The Chinese government will further improve its regulation on the management of science and research funding, and remove administrative barriers for universities and research institutions to better boost enthusiasm from teachers and researchers.
Decisions were made about the improvement during the State Council’s executive meeting on June 1, led by Premier Li Keqiang.
“The best universities made their achievements with the enduring endeavors and enthusiasm of their research fellows and teachers, not by regulating rigidly,” the Premier said. “Thus, it is important to harness the potential of researchers and teachers.”
On May 30, President Xi Jinping addressed a conference of the Chinese Academy of Sciences, Chinese Academy of Engineering and the national congress of the China Association for Science and Technology, stressing the importance of scientific research.
“Currently, the state needs the strategic support of science and technology more urgently than at any other time in the past,” he said.
Also speaking at the conference, Premier Li said, “Scientific innovation needs to be boosted through institutional reform.”
The Premier reiterated the idea that outdated administrative barriers should be removed for science research in order to boost potential and achieve innovation, as well as improve productivity. In his recent instruction to the China Association for Science and Technology (CAST) innovation campaign, released on May 31, he called for efforts to boost passion and vision in science and technology and to turn research progress into social and economic development.
“We need to acknowledge scientific researchers’ contribution and learn from developed countries that perform well in this regard. Raising financial rewards for researchers is a sign of acknowledgment,” the Premier said while speaking at the conference on May 30, which drew scientists and researchers.
The upcoming measures mean that research funds will be granted under fewer administrative procedures and a more flexible way of using research funds will be encouraged. The amended regulation calls for a professional finance system so that researchers can focus on research and not be distracted by procedures.
Universities and research institutions will also be given more freedom in purchasing equipment for research purposes.
Proportional limits on service fees for researchers will be completely removed.
Financial rewards for researchers were raised from the previous 5 percent to no more than 20 percent of funds after deducted fees spent on equipment. Also, all participants in research projects, including graduate students and visiting scholars, will be paid.
Complicated requirements for travel reimbursement, such as invoices, have long been a headache for researchers who travel for conferences. A number of rigid rules exist in this regard, creating problems for researchers in carrying out field work and inviting research fellows for academic conferences. Under the new regulation, a more convenient regulation on reimbursement for business trips and academic conferences will be introduced.
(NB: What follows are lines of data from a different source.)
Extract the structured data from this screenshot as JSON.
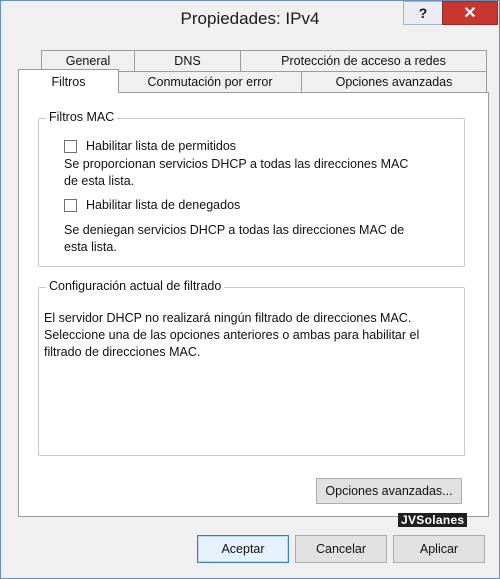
{
  "window": {
    "title": "Propiedades: IPv4",
    "help_label": "?",
    "close_label": "✕"
  },
  "tabs": {
    "row_back": [
      "General",
      "DNS",
      "Protección de acceso a redes"
    ],
    "row_front": [
      "Filtros",
      "Conmutación por error",
      "Opciones avanzadas"
    ],
    "active": "Filtros"
  },
  "mac_filters": {
    "legend": "Filtros MAC",
    "allow": {
      "label": "Habilitar lista de permitidos",
      "checked": false,
      "desc_line1": "Se proporcionan servicios DHCP a todas las direcciones MAC",
      "desc_line2": "de esta lista."
    },
    "deny": {
      "label": "Habilitar lista de denegados",
      "checked": false,
      "desc_line1": "Se deniegan servicios DHCP a todas las direcciones MAC de",
      "desc_line2": "esta lista."
    }
  },
  "current_config": {
    "legend": "Configuración actual de filtrado",
    "line1": "El servidor DHCP no realizará ningún filtrado de direcciones MAC.",
    "line2": "Seleccione una de las opciones anteriores o ambas para habilitar el",
    "line3": "filtrado de direcciones MAC."
  },
  "advanced_button": "Opciones avanzadas...",
  "watermark": "JVSolanes",
  "footer": {
    "ok": "Aceptar",
    "cancel": "Cancelar",
    "apply": "Aplicar"
  }
}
Universities will be allowed to draw up their own regulation on reimbursement for travel expenses, ensuring that researchers won’t be burdened by invoice procedures while carrying out field research and attending conferences.
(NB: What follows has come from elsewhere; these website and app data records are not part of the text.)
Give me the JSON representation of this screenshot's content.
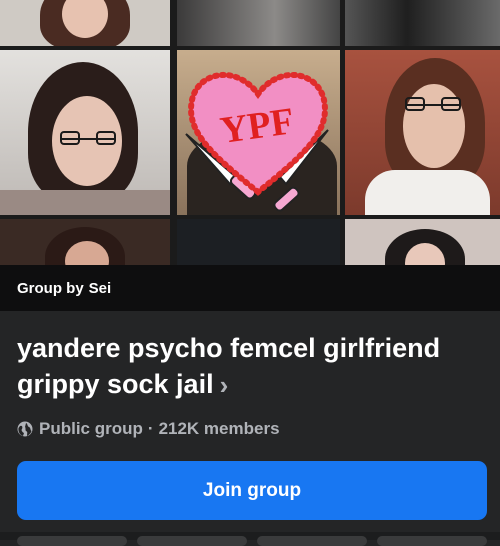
{
  "cover": {
    "logo_text": "YPF",
    "colors": {
      "heart": "#f28fc4",
      "heart_border": "#e02c2c",
      "logo_text": "#e02020",
      "knife_handle": "#f6a8d2"
    }
  },
  "group_by": {
    "label": "Group by",
    "name": "Sei"
  },
  "group": {
    "title": "yandere psycho femcel girlfriend grippy sock jail",
    "chevron": "›",
    "privacy": "Public group",
    "separator": "·",
    "members": "212K members"
  },
  "actions": {
    "join_label": "Join group"
  },
  "theme": {
    "accent": "#1877f2",
    "background": "#242526"
  }
}
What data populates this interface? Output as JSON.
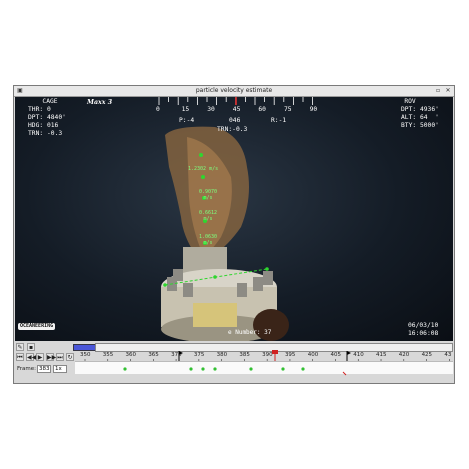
{
  "window": {
    "title": "particle velocity estimate"
  },
  "osd": {
    "cage_title": "CAGE",
    "cage_lines": [
      "THR: 0",
      "DPT: 4840'",
      "HDG: 016",
      "TRN: -0.3"
    ],
    "rov_title": "ROV",
    "rov_lines": [
      "DPT: 4936'",
      "ALT: 64  '",
      "BTY: 5000'"
    ],
    "brand_top": "Maxx 3",
    "heading_scale": [
      "0",
      "15",
      "30",
      "45",
      "60",
      "75",
      "90"
    ],
    "pitch": "P:-4",
    "heading": "046",
    "roll": "R:-1",
    "trn": "TRN:-0.3",
    "date": "06/03/10",
    "time": "16:06:08",
    "logo": "OCEANEERING",
    "dive_label": "e Number: 37"
  },
  "measurements": [
    "1.2302 m/s",
    "0.9070\nm/s",
    "0.6612\nm/s",
    "1.0630\nm/s"
  ],
  "timeline": {
    "ticks": [
      "350",
      "355",
      "360",
      "365",
      "370",
      "375",
      "380",
      "385",
      "390",
      "395",
      "400",
      "405",
      "410",
      "415",
      "420",
      "425",
      "43"
    ],
    "frame_label": "Frame:",
    "frame_value": "383",
    "speed_value": "1x"
  },
  "colors": {
    "measure": "#2fd62f",
    "playhead": "#d02020",
    "marker": "#000000"
  }
}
During meeting on June 1, the Premier urged the departments and ministries concerned to revise regulations based on the discussions at the meeting on May 30, and to make sure that policies from the State Council are fully implemented. He stressed that this is to make sure that the amended regulation and policy will truly bring benefits and convenience to researchers.
The Premier has frequently pointed out such problems while visiting research institutions and universities. During his visit to Tsinghua University in April, he asked how research funds were used while talking with Shi Yigong, dean of the School of Life Science, who spent years doing research in the US. The Premier pointed out that a chasm still exists between China and leading nations of higher education, adding that China’s rules are too rigid for granting research funds, making China less attractive to first-class talent.
Heads of several universities in Beijing as well as heads of several government departments concerned also attended the meeting, who were delighted at the new regulation, adding that it will help solve long-existing problems that have burdened universities, and will help generate greater enthusiasm for researchers and increase efficiency.
The State Council and ministries in charge will continue to monitor the implementation of the new policy.
China has 81 million science and technology workers. They are known as the “backbone” of the country’s innovation-driven development strategy.